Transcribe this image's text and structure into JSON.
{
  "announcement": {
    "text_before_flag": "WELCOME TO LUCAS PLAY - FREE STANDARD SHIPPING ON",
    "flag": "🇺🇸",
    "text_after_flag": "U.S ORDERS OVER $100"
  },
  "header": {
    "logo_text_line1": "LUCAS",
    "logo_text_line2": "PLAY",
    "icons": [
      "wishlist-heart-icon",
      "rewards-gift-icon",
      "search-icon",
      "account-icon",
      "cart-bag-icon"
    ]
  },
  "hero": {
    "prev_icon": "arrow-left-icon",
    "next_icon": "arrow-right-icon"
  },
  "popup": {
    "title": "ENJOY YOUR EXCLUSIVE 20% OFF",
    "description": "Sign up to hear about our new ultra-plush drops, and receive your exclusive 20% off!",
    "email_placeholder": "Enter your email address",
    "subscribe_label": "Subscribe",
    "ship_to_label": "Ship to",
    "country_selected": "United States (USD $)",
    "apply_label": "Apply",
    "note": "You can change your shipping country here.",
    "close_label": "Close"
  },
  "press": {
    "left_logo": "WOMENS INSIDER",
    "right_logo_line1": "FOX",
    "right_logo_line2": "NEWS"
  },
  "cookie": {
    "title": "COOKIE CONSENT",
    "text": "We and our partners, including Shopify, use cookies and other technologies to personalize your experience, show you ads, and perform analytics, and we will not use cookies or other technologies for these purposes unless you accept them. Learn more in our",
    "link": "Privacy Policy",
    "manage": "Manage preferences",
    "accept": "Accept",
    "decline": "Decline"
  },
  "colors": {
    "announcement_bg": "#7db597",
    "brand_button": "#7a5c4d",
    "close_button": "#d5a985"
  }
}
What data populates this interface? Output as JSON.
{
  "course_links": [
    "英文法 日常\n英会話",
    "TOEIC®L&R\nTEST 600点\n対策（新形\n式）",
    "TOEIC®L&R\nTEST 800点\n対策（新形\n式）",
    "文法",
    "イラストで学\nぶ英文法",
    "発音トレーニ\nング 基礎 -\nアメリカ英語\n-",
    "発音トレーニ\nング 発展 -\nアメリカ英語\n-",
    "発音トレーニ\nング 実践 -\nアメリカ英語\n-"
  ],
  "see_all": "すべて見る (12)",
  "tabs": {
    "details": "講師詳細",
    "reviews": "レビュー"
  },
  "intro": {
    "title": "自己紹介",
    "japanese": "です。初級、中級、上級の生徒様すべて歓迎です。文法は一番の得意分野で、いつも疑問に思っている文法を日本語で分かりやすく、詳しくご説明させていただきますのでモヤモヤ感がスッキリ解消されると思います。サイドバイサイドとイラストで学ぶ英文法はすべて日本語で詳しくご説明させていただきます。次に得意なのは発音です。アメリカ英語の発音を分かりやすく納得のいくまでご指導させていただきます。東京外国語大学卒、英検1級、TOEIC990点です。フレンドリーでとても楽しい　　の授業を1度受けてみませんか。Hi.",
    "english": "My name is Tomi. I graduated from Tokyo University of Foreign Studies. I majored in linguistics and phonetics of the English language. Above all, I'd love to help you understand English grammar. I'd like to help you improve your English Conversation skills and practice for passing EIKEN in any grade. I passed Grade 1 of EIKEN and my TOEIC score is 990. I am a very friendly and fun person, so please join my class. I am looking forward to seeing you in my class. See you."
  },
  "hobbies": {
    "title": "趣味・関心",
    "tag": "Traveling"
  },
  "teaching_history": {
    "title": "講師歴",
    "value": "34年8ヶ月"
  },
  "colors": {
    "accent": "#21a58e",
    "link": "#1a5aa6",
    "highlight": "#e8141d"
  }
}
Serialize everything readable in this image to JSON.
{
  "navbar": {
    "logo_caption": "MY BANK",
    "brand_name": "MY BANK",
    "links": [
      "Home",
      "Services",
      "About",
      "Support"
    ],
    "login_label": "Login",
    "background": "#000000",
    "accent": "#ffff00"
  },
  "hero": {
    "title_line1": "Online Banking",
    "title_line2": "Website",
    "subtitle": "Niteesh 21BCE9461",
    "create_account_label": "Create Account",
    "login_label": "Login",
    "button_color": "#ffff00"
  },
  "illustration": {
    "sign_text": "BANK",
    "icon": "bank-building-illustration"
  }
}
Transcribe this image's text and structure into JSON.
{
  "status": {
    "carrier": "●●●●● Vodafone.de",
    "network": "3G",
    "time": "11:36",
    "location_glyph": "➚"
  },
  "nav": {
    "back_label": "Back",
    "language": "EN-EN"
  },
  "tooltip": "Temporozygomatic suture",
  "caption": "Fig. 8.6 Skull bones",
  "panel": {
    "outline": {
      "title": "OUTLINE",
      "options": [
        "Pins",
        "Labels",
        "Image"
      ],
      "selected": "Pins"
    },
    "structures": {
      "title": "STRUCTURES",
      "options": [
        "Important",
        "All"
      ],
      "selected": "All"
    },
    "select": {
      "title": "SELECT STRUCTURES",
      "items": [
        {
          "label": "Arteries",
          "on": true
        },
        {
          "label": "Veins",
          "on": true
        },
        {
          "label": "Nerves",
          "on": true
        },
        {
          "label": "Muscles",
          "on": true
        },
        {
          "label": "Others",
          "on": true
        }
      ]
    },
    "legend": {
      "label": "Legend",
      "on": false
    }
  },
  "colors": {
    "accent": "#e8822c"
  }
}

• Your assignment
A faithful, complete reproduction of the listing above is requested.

• Answer for this exercise
Transcribe this image's text and structure into JSON.
{
  "announcement": {
    "text_before_flag": "WELCOME TO LUCAS PLAY - FREE STANDARD SHIPPING ON",
    "flag": "🇺🇸",
    "text_after_flag": "U.S ORDERS OVER $100"
  },
  "header": {
    "logo_text_line1": "LUCAS",
    "logo_text_line2": "PLAY",
    "icons": [
      "wishlist-heart-icon",
      "rewards-gift-icon",
      "search-icon",
      "account-icon",
      "cart-bag-icon"
    ]
  },
  "hero": {
    "prev_icon": "arrow-left-icon",
    "next_icon": "arrow-right-icon"
  },
  "popup": {
    "title": "ENJOY YOUR EXCLUSIVE 20% OFF",
    "description": "Sign up to hear about our new ultra-plush drops, and receive your exclusive 20% off!",
    "email_placeholder": "Enter your email address",
    "subscribe_label": "Subscribe",
    "ship_to_label": "Ship to",
    "country_selected": "United States (USD $)",
    "apply_label": "Apply",
    "note": "You can change your shipping country here.",
    "close_label": "Close"
  },
  "press": {
    "left_logo": "WOMENS INSIDER",
    "right_logo_line1": "FOX",
    "right_logo_line2": "NEWS"
  },
  "cookie": {
    "title": "COOKIE CONSENT",
    "text": "We and our partners, including Shopify, use cookies and other technologies to personalize your experience, show you ads, and perform analytics, and we will not use cookies or other technologies for these purposes unless you accept them. Learn more in our",
    "link": "Privacy Policy",
    "manage": "Manage preferences",
    "accept": "Accept",
    "decline": "Decline"
  },
  "colors": {
    "announcement_bg": "#7db597",
    "brand_button": "#7a5c4d",
    "close_button": "#d5a985"
  }
}
What data populates this interface? Output as JSON.
{
  "course_links": [
    "英文法 日常\n英会話",
    "TOEIC®L&R\nTEST 600点\n対策（新形\n式）",
    "TOEIC®L&R\nTEST 800点\n対策（新形\n式）",
    "文法",
    "イラストで学\nぶ英文法",
    "発音トレーニ\nング 基礎 -\nアメリカ英語\n-",
    "発音トレーニ\nング 発展 -\nアメリカ英語\n-",
    "発音トレーニ\nング 実践 -\nアメリカ英語\n-"
  ],
  "see_all": "すべて見る (12)",
  "tabs": {
    "details": "講師詳細",
    "reviews": "レビュー"
  },
  "intro": {
    "title": "自己紹介",
    "japanese": "です。初級、中級、上級の生徒様すべて歓迎です。文法は一番の得意分野で、いつも疑問に思っている文法を日本語で分かりやすく、詳しくご説明させていただきますのでモヤモヤ感がスッキリ解消されると思います。サイドバイサイドとイラストで学ぶ英文法はすべて日本語で詳しくご説明させていただきます。次に得意なのは発音です。アメリカ英語の発音を分かりやすく納得のいくまでご指導させていただきます。東京外国語大学卒、英検1級、TOEIC990点です。フレンドリーでとても楽しい　　の授業を1度受けてみませんか。Hi.",
    "english": "My name is Tomi. I graduated from Tokyo University of Foreign Studies. I majored in linguistics and phonetics of the English language. Above all, I'd love to help you understand English grammar. I'd like to help you improve your English Conversation skills and practice for passing EIKEN in any grade. I passed Grade 1 of EIKEN and my TOEIC score is 990. I am a very friendly and fun person, so please join my class. I am looking forward to seeing you in my class. See you."
  },
  "hobbies": {
    "title": "趣味・関心",
    "tag": "Traveling"
  },
  "teaching_history": {
    "title": "講師歴",
    "value": "34年8ヶ月"
  },
  "colors": {
    "accent": "#21a58e",
    "link": "#1a5aa6",
    "highlight": "#e8141d"
  }
}
Serialize everything readable in this image to JSON.
{
  "navbar": {
    "logo_caption": "MY BANK",
    "brand_name": "MY BANK",
    "links": [
      "Home",
      "Services",
      "About",
      "Support"
    ],
    "login_label": "Login",
    "background": "#000000",
    "accent": "#ffff00"
  },
  "hero": {
    "title_line1": "Online Banking",
    "title_line2": "Website",
    "subtitle": "Niteesh 21BCE9461",
    "create_account_label": "Create Account",
    "login_label": "Login",
    "button_color": "#ffff00"
  },
  "illustration": {
    "sign_text": "BANK",
    "icon": "bank-building-illustration"
  }
}
Transcribe this image's text and structure into JSON.
{
  "status": {
    "carrier": "●●●●● Vodafone.de",
    "network": "3G",
    "time": "11:36",
    "location_glyph": "➚"
  },
  "nav": {
    "back_label": "Back",
    "language": "EN-EN"
  },
  "tooltip": "Temporozygomatic suture",
  "caption": "Fig. 8.6 Skull bones",
  "panel": {
    "outline": {
      "title": "OUTLINE",
      "options": [
        "Pins",
        "Labels",
        "Image"
      ],
      "selected": "Pins"
    },
    "structures": {
      "title": "STRUCTURES",
      "options": [
        "Important",
        "All"
      ],
      "selected": "All"
    },
    "select": {
      "title": "SELECT STRUCTURES",
      "items": [
        {
          "label": "Arteries",
          "on": true
        },
        {
          "label": "Veins",
          "on": true
        },
        {
          "label": "Nerves",
          "on": true
        },
        {
          "label": "Muscles",
          "on": true
        },
        {
          "label": "Others",
          "on": true
        }
      ]
    },
    "legend": {
      "label": "Legend",
      "on": false
    }
  },
  "colors": {
    "accent": "#e8822c"
  }
}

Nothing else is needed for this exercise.